Antitrust authorities at the U.S. Justice Department on Thursday warned regulators against imposing “network neutrality” regulations that would bar broadband Internet service companies from charging extra to some content providers, reports Reuters.
In comments submitted to the Federal Communications Commission, the department said some network neutrality proposals “could deter broadband Internet providers from upgrading and expanding their networks to reach more Americans. Regulators should be careful not to impose regulations that could limit consumer choice and investment in broadband facilities,” said Thomas O. Barnett, Assistant Attorney General in the antitrust division, sounding a lot like an AT&T executive.
Some lawmakers tried unsuccessfully to get net neutrality legislation passed last year. Proponents of net neutrality want legislation prohibiting broadband carriers like AT&T and Comcast from discriminatory practices in handling commercial Internet traffic. Companies like Google and eBay want to prevent Internet providers from charging extra fees to guarantee access or give priority to some content.
The idea has been staunchly opposed by AT&T and Verizon, who say they would not block access to public Internet sites, but want to offer private Internet-based services with faster speeds for uses such as downloading movies.

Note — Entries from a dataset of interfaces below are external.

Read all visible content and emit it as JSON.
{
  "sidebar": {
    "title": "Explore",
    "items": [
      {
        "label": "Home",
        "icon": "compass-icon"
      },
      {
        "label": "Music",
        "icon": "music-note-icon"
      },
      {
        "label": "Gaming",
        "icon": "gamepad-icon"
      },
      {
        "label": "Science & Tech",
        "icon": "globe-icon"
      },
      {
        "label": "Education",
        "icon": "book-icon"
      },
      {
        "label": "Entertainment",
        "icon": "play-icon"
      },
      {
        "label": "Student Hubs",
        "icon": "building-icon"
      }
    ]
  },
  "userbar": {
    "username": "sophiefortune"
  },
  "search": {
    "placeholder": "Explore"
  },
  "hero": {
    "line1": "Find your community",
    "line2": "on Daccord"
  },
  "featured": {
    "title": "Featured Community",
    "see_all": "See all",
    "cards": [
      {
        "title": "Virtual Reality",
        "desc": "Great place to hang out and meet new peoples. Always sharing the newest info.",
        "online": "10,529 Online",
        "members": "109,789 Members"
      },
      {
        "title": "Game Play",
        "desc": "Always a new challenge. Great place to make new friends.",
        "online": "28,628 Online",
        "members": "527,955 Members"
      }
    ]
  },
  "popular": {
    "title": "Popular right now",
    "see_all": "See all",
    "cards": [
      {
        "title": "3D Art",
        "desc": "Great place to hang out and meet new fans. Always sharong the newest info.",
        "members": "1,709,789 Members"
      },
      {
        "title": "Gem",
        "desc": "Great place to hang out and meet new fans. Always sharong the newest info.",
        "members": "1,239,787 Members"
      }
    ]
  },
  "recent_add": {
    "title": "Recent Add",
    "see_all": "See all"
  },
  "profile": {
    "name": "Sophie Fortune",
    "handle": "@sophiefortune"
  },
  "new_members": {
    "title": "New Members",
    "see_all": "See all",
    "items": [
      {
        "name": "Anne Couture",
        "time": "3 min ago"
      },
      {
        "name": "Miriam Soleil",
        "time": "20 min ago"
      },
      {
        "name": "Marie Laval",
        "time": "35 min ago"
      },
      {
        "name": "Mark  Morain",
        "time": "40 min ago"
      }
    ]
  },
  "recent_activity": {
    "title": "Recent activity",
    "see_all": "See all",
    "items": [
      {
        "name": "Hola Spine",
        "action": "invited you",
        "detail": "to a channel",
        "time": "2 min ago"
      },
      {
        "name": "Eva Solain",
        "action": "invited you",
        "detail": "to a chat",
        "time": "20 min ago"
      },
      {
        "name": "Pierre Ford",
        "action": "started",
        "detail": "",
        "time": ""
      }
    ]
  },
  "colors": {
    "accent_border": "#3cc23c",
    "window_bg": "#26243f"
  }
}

Martin made his media push before his proposal was circulated among the other four commissioners, a move criticized by former FCC General Counsel Henry Geller. “In my day you couldn’t treat the other commissioners that way,” Geller said. “It’s kind of a fait accompli.”
Industry reaction to the media reports was swift and fierce.
Verizon Wireless described the proposal as a “Google Block” on the auction, favoring the giant search engine company over other potential bidders. AT&T said the proposed restrictions would “devalue this spectrum, thereby robbing the U.S. Treasury and taxpayers of its full worth.”
Their wrath was short-lived.
On July 16, James W. Cicconi, AT&T’s chief of government affairs and general counsel, visited Martin and his chief of staff, Daniel Gonzalez. Two days after the visit, AT&T dropped its opposition to the plan, with Cicconi describing Martin’s open-access model in a publicly released statement as “an experiment.”
Verizon also tempered its criticism, following a visit with Martin by Verizon Wireless CEO Lowell McAdam and former Rep. Tom Tauke, R-Iowa, Verizon’s public policy chief.
Despite the pro-consumer spin that Martin put on his idea, some industry analysts concluded the auction rules would do little to encourage the emergence of a new wireless competitor to challenge the incumbents . . .
In related news, two senators today announced their plans to introduce a bill aimed at improving wireless service for cellphone users, reports the Washington Post. Amy Klobuchar (D-MN) and Jay Rockefeller (D-WV), the authors of what they call the Cellphone Consumer Empowerment Act, are both members of the Senate Commerce Committee, which has jurisdiction over the wireless industry.
The bill would require wireless carriers to pro-rate early termination fees (a practice already put in place by Verizon Wireless), as well as provide consumers with a detailed map of service quality dropped-call areas. The bill would also prohibit carriers from charging any extra fees unless they are explicitly required by state or federal regulation.
The senators are also asking the Federal Communications Commission to take a hard look at handset locking, or the ability of carriers to prevent cellphones to be used with other service providers. That’s been a hot issue lately as some people have found ways to modify Apple’s iPhone so that it can be used on networks other than AT&T’s.